Organization site - AEJMC Meetings
Miami AEJMC convention features CCJA programs
By Dr. Edna R. Bautista
Although only six members of the Community College Journalism Association attended the annual summer convention of the Association for Education in Journalism and Mass Communication, all admitted that the CCJA programs scheduled in Miami, Fla., were worthwhile.
CCJA was the main sponsor for the Great Ideas For Teachers (GIFT) program, the only session that earned an applause from the AEJMC Council of Divisions for its phenomenal growth, creativity and practicality, according to Dr. Beverly Bailey, incoming program chair and vice president-elect.
"The GIFT program has proven to be a magnif1cent success for AEJMC, CCJA and our fellow sponsors," said Bailey, a 2001 GIFT scholar and 2002 GIFT judge.
"Many conference participants made a special effort to tell me it was one of the most valuable, memorable sessions they attended. Each year brings more success and recognition to this program, which in turn brings even greater recognition to CCJA," she added.
CCJA also sponsored or co-sponsored with various AEJMC divisions and interest groups sessions that focused on media ethics, diversity issues, crisis communication, international news coverage, campus media, writing in the curriculum and teaching portfolios.
"I always enjoy the annual AEJMC conference. It's the one professional development activity where I can participate as a panelist and also sit in on as many sessions as time allows to learn new things from our colleagues," said Napoleon Johnson, who was a panelist at one of the sessions.
"Additionally, I am most interested in keeping the CCJA link with AEJMC, our birth mother. CCJA is a good example and an excellent representative of community college journalism at this national forum. And always, always, we need to strengthen and build on the relationship we began so many years ago," Johnson added.
"The AEJMC convention in Miami Beach proved to be one of the best ever ," said Dr. John Neal, CCJA's incoming president.
"Dave Barry's keynote speech alone made the trip worthwhile," Neal continued. "CCJA was very well represented in the sessions at the convention. The GIFT session was a standout, allowing us to see visuals related to the projects and discuss them individually with those who created them. The session 'Teaching Media Courses to Minorities' provided some very beneficial insights. The social for CCJA and the Small Programs Interest Group gave us the opportunity to renew friendships and meet new people, too. These two groups have much in common and should continue to work together.

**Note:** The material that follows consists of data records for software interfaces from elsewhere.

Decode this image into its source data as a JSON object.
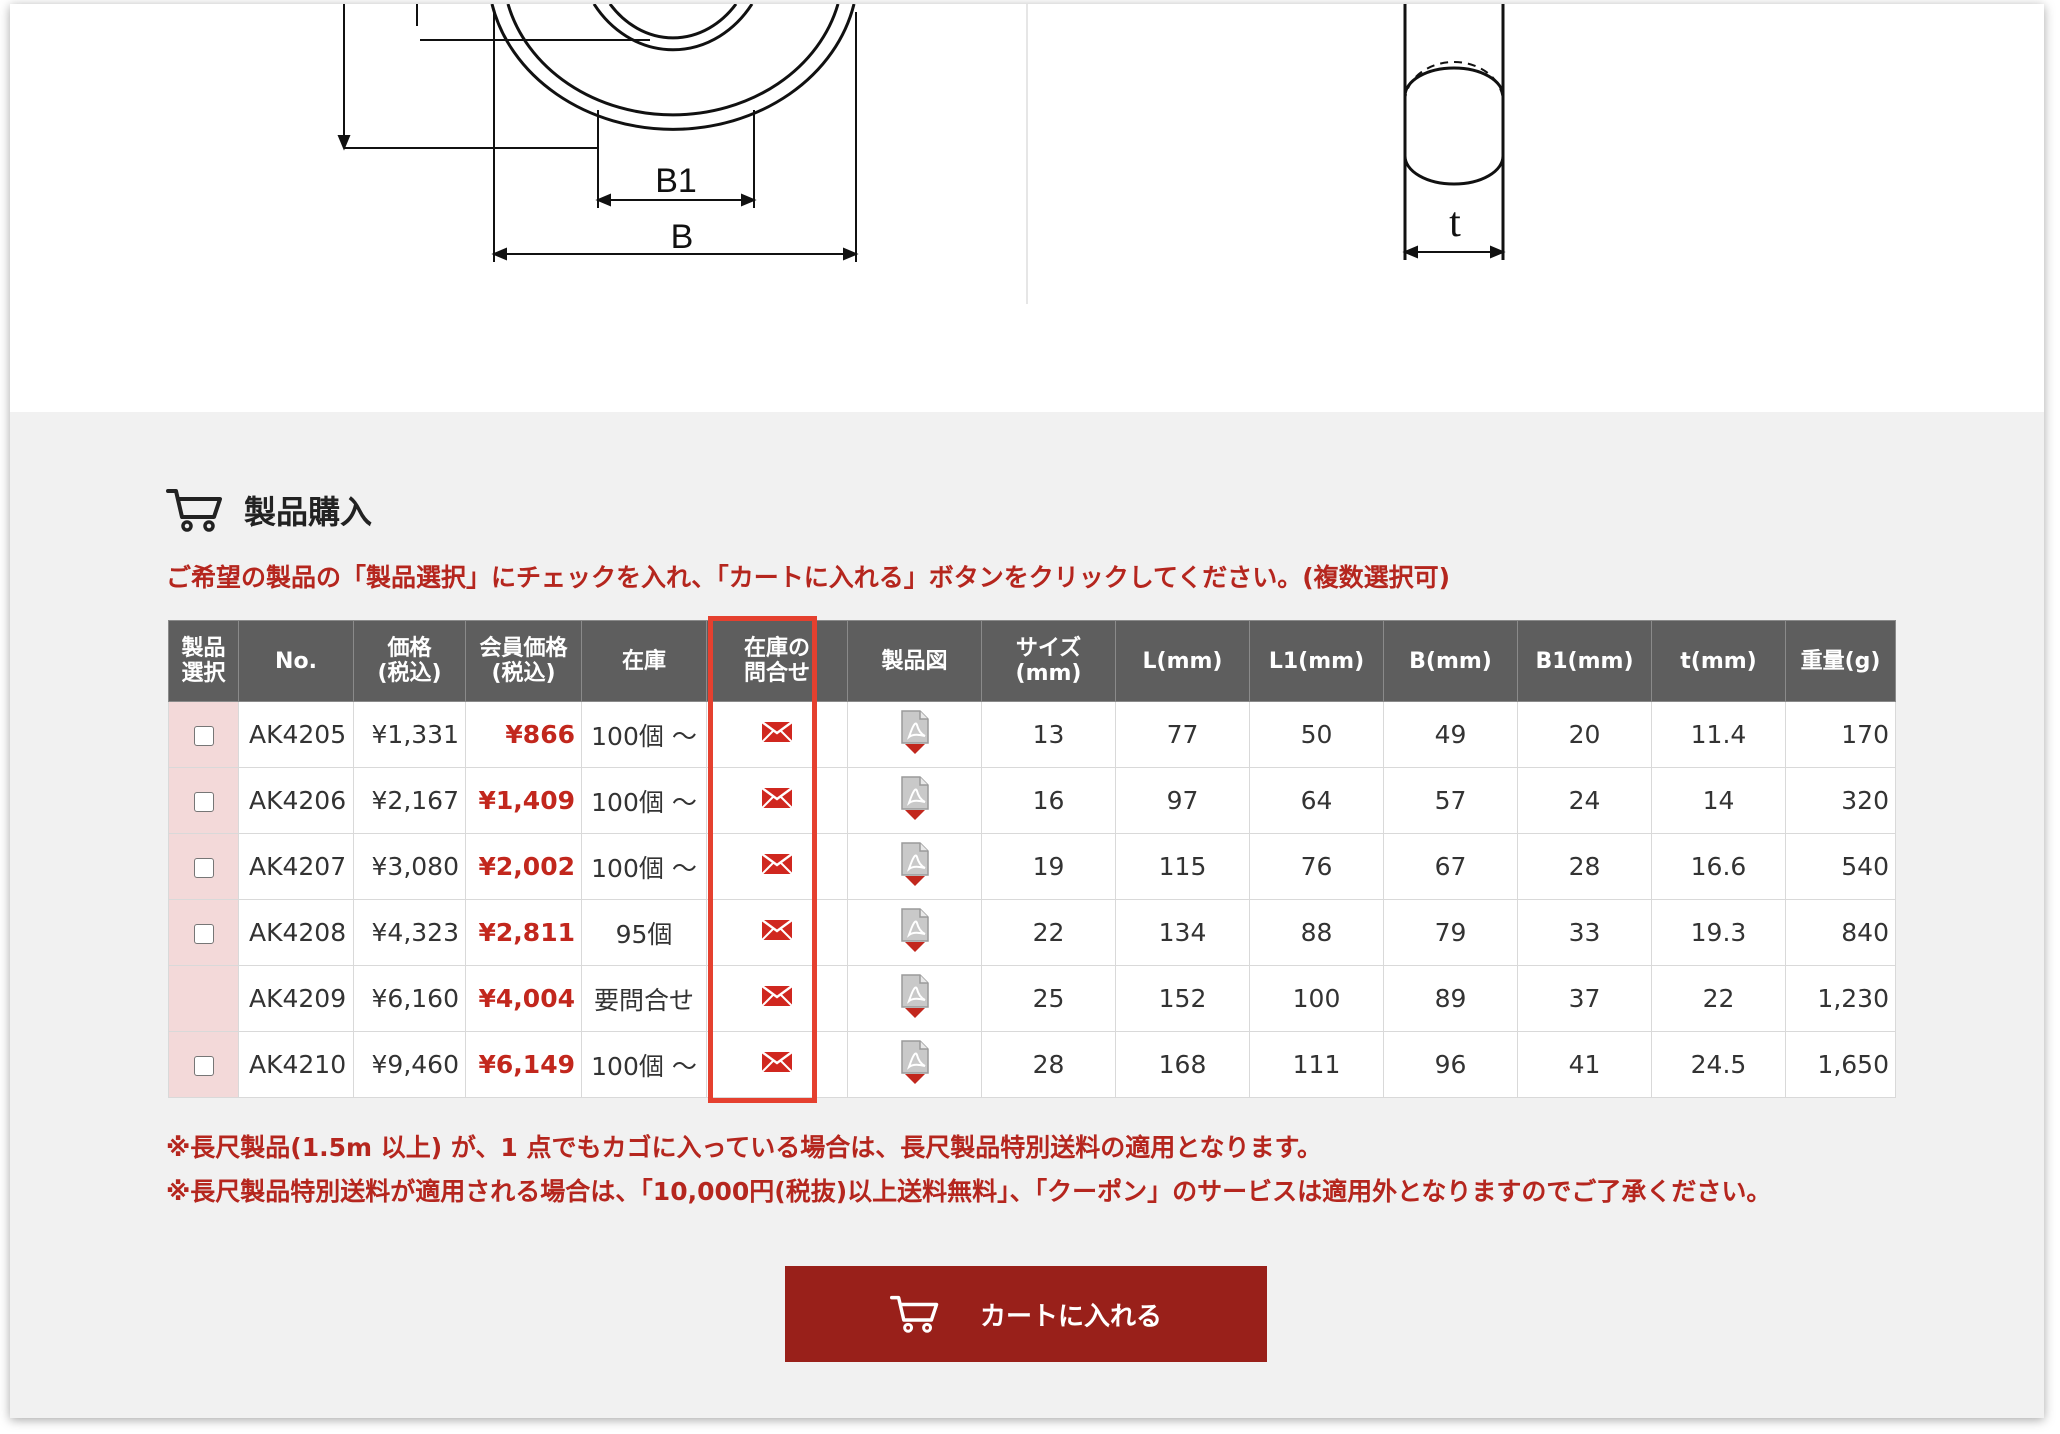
{
  "drawing": {
    "labels": {
      "b1": "B1",
      "b": "B",
      "t": "t"
    }
  },
  "purchase": {
    "heading": "製品購入",
    "instructions": "ご希望の製品の「製品選択」にチェックを入れ、「カートに入れる」ボタンをクリックしてください。(複数選択可)",
    "columns": [
      {
        "line1": "製品",
        "line2": "選択"
      },
      {
        "line1": "No.",
        "line2": ""
      },
      {
        "line1": "価格",
        "line2": "(税込)"
      },
      {
        "line1": "会員価格",
        "line2": "(税込)"
      },
      {
        "line1": "在庫",
        "line2": ""
      },
      {
        "line1": "在庫の",
        "line2": "問合せ"
      },
      {
        "line1": "製品図",
        "line2": ""
      },
      {
        "line1": "サイズ",
        "line2": "(mm)"
      },
      {
        "line1": "L(mm)",
        "line2": ""
      },
      {
        "line1": "L1(mm)",
        "line2": ""
      },
      {
        "line1": "B(mm)",
        "line2": ""
      },
      {
        "line1": "B1(mm)",
        "line2": ""
      },
      {
        "line1": "t(mm)",
        "line2": ""
      },
      {
        "line1": "重量(g)",
        "line2": ""
      }
    ],
    "rows": [
      {
        "has_checkbox": true,
        "no": "AK4205",
        "price": "¥1,331",
        "member_price": "¥866",
        "stock": "100個 ～",
        "size": "13",
        "l": "77",
        "l1": "50",
        "b": "49",
        "b1": "20",
        "t": "11.4",
        "weight": "170"
      },
      {
        "has_checkbox": true,
        "no": "AK4206",
        "price": "¥2,167",
        "member_price": "¥1,409",
        "stock": "100個 ～",
        "size": "16",
        "l": "97",
        "l1": "64",
        "b": "57",
        "b1": "24",
        "t": "14",
        "weight": "320"
      },
      {
        "has_checkbox": true,
        "no": "AK4207",
        "price": "¥3,080",
        "member_price": "¥2,002",
        "stock": "100個 ～",
        "size": "19",
        "l": "115",
        "l1": "76",
        "b": "67",
        "b1": "28",
        "t": "16.6",
        "weight": "540"
      },
      {
        "has_checkbox": true,
        "no": "AK4208",
        "price": "¥4,323",
        "member_price": "¥2,811",
        "stock": "95個",
        "size": "22",
        "l": "134",
        "l1": "88",
        "b": "79",
        "b1": "33",
        "t": "19.3",
        "weight": "840"
      },
      {
        "has_checkbox": false,
        "no": "AK4209",
        "price": "¥6,160",
        "member_price": "¥4,004",
        "stock": "要問合せ",
        "size": "25",
        "l": "152",
        "l1": "100",
        "b": "89",
        "b1": "37",
        "t": "22",
        "weight": "1,230"
      },
      {
        "has_checkbox": true,
        "no": "AK4210",
        "price": "¥9,460",
        "member_price": "¥6,149",
        "stock": "100個 ～",
        "size": "28",
        "l": "168",
        "l1": "111",
        "b": "96",
        "b1": "41",
        "t": "24.5",
        "weight": "1,650"
      }
    ],
    "notes": [
      "※長尺製品(1.5m 以上) が、1 点でもカゴに入っている場合は、長尺製品特別送料の適用となります。",
      "※長尺製品特別送料が適用される場合は、「10,000円(税抜)以上送料無料」、「クーポン」のサービスは適用外となりますのでご了承ください。"
    ],
    "cart_button_label": "カートに入れる"
  },
  "icons": {
    "heading": "cart-icon",
    "inquiry": "mail-icon",
    "drawing": "pdf-download-icon",
    "button": "cart-icon"
  },
  "colors": {
    "accent_red": "#b5261e",
    "button_red": "#99201a",
    "highlight": "#e5402f",
    "header_gray": "#5e5e5e",
    "checkbox_cell": "#f3d9d9"
  }
}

"Attending the convention helped me start another academic year with new ideas and renewed enthusiasm for teaching. I hope that CCJA members who missed this year's meeting will plan now to attend next year's in Kansas City," said Neal.